What’s the main question on the minds of electrical contractors? I’ll bet it is, “How do I grow my business?” or “What can I do to keep it from shrinking?”
Installing submeters is a sure-fire winner. As I stated in the October column, submeters can cut energy bills for users, improve the environment and provide business for contractors. Energy is one of the big costs in most businesses, so managing it is really important.
“Submetering is an excellent way for end-users to understand how and where energy is being consumed,” said Melissa Golden, market segment manager, Schneider Electric. She continued that, although it’s ideal for tenants, e.g., in a commercial office building, submetering can also be enacted in larger facilities and campuses to monitor how much energy different buildings or departments use.
What is a submeter?
Let’s start with a definition. The best one I came across is from Paul Golden, national business development manager, energy solutions, for Schneider Electric.

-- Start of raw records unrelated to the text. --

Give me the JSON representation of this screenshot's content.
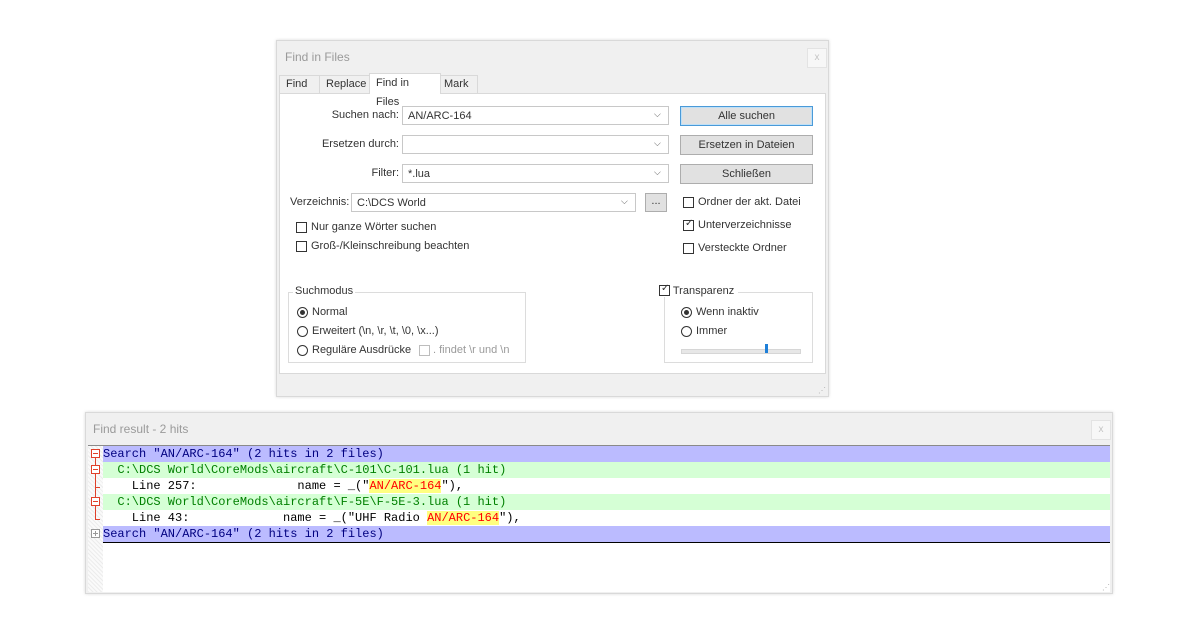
{
  "dialog": {
    "title": "Find in Files",
    "close": "x",
    "tabs": [
      "Find",
      "Replace",
      "Find in Files",
      "Mark"
    ],
    "find_label": "Suchen nach:",
    "find_value": "AN/ARC-164",
    "replace_label": "Ersetzen durch:",
    "replace_value": "",
    "filter_label": "Filter:",
    "filter_value": "*.lua",
    "dir_label": "Verzeichnis:",
    "dir_value": "C:\\DCS World",
    "browse": "...",
    "btn_find_all": "Alle suchen",
    "btn_replace_files": "Ersetzen in Dateien",
    "btn_close": "Schließen",
    "opt_current_dir": "Ordner der akt. Datei",
    "opt_subfolders": "Unterverzeichnisse",
    "opt_hidden": "Versteckte Ordner",
    "opt_whole_word": "Nur ganze Wörter suchen",
    "opt_match_case": "Groß-/Kleinschreibung beachten",
    "search_mode_title": "Suchmodus",
    "mode_normal": "Normal",
    "mode_extended": "Erweitert (\\n, \\r, \\t, \\0, \\x...)",
    "mode_regex": "Reguläre Ausdrücke",
    "dot_newline": ". findet \\r und \\n",
    "transparency_label": "Transparenz",
    "trans_inactive": "Wenn inaktiv",
    "trans_always": "Immer",
    "state": {
      "current_dir": false,
      "subfolders": true,
      "hidden": false,
      "whole_word": false,
      "match_case": false,
      "transparency": true,
      "mode": "Normal",
      "trans_mode": "Wenn inaktiv",
      "transparency_level": 0.72
    }
  },
  "results": {
    "title": "Find result - 2 hits",
    "close": "x",
    "lines": [
      {
        "kind": "hdr",
        "text": "Search \"AN/ARC-164\" (2 hits in 2 files)"
      },
      {
        "kind": "file",
        "text": "  C:\\DCS World\\CoreMods\\aircraft\\C-101\\C-101.lua (1 hit)"
      },
      {
        "kind": "hit",
        "pre": "    Line 257:              name = _(\"",
        "match": "AN/ARC-164",
        "post": "\"),"
      },
      {
        "kind": "file",
        "text": "  C:\\DCS World\\CoreMods\\aircraft\\F-5E\\F-5E-3.lua (1 hit)"
      },
      {
        "kind": "hit",
        "pre": "    Line 43:             name = _(\"UHF Radio ",
        "match": "AN/ARC-164",
        "post": "\"),"
      },
      {
        "kind": "hdr",
        "text": "Search \"AN/ARC-164\" (2 hits in 2 files)"
      }
    ]
  },
  "colors": {
    "header_bg": "#bbbbff",
    "file_bg": "#d5ffd5",
    "match_bg": "#ffff80",
    "match_fg": "#ff0000"
  }
}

“It is important to define submetering here as either the metering of energy downstream from the master service entrance meter or as tenant submetering (also known as sub-billing) for the purposes of charging energy costs directly to the actual consumer,” he said.
What are watts?

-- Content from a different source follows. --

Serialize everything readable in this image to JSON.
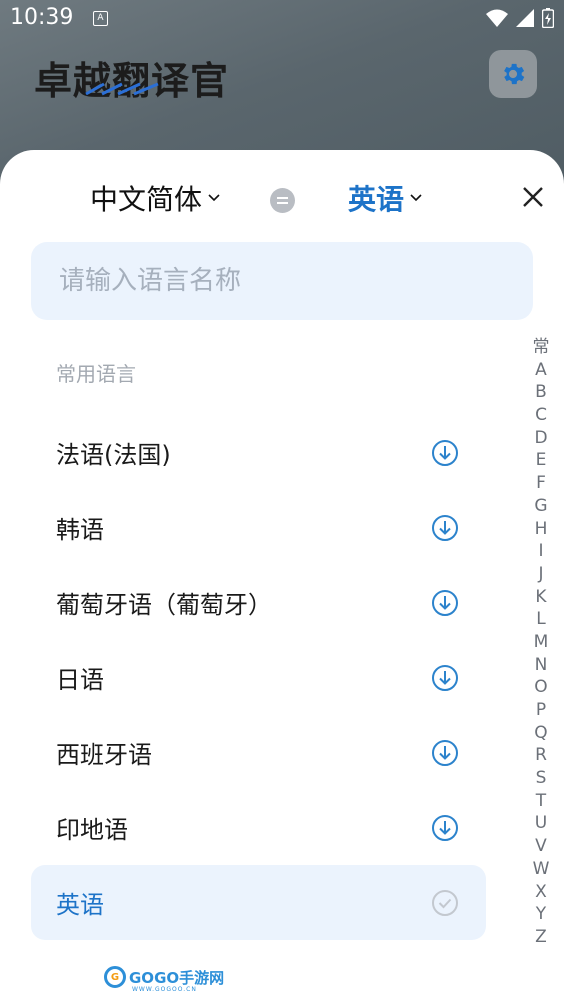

It seems like a trivial question, but there’s a little more to it than first meets the eye. Some of the finer points are important in making a decision about which submeters to buy. If all of the devices running off utility power were resistive loads—such as incandescent lamps—the voltage and current would be in synch with each other, and watts would simply be volts amps. In our world, however, resistive loads are getting to be the exception. None of the “smart” products—computers, TVs, HVAC controls, electronic ballasts for lighting, or any digital devices—are resistive loads. This means that the current and voltage waveforms are not pure sine waves, so volts amps does not represent true power. Typically, current comes in spikes of shorter duration than the standard 60 Hz cycle, and the voltage waveform flattens during these current peaks. There are different ways this same effect is described: nonlinear loading, poor power factor, high odd harmonics. Real power is represented by “true rms” volts amps, which takes this distortion into account.
It is this real power that gives a valid picture of how much energy is actually being consumed. The misleading thing here is that some instruments claim to measure power, but their measurements are thrown off by waveform distortion.
“Meters that use microprocessors sample at 64 times per cycle in order to compute the true rms readings that they store and display,” said Steve DeBeradinis, vice president, sales, at National Meter Industries Inc., Bedford, N.H. That way, the meter won’t miss subcycle spikes or sags.
What is energy?
Energy is watts time. The standard unit billed by utilities is kilowatt-hours (kWh). This is the amount of energy consumed in one hour by a continuous 1-kilowatt load. So the only way to properly measure energy is to accurately measure power.
How to choose
The simplest meters display the kilowatt-hours downstream from where they have been installed. Even in the simplest installation, the readings’ accuracy is crucial. One of the reasons an owner will install submeters is to charge tenants for their portion of the building’s electric bill. If the sum of the individual readings doesn’t come close to the total utility bill, someone will be unhappy—either subtenants or landlord—depending on who is favored.
An energy meter measures current and voltage and multiplies the two. Current is sensed by placing the feed wire through a current transformer (CT).
There are two types of CTs: solid and split core. To install a solid core, you have to disconnect the feed wire. A split core is hinged so that you can just snap it around the wire without disconnecting it. Solid-core CTs are perfect for new construction because of their lower cost, and split cores are ideal for retrofits.
The accuracy of the reading depends on both the meter and the CT. It is critical that the CT accuracy meets the ANSI C-37.13 standard. All CTs must be labeled with accuracy, burden, volt-amperes and hertz for the ratio at which the CT is being used, DeBeradinis said.
“The most common mistakes during installation are reversed CTs [installing it backward] or placing the CTs on the wrong circuit, thus montitoring the wrong load. Use a licensed electrician for installation,” said Jim Sinopoli, managing principal, Smart Buildings LLC.
Fortunately, many modern microprocessor-based meters can display whether the CT is installed correctly.
BROWN is an electrical engineer, technical writer and editor. For many years, he designed high-power electronics systems for industry, research laboratories and government. Reach him at firstname.lastname@example.org or at www.writingengineer.com, an independent professional writing service.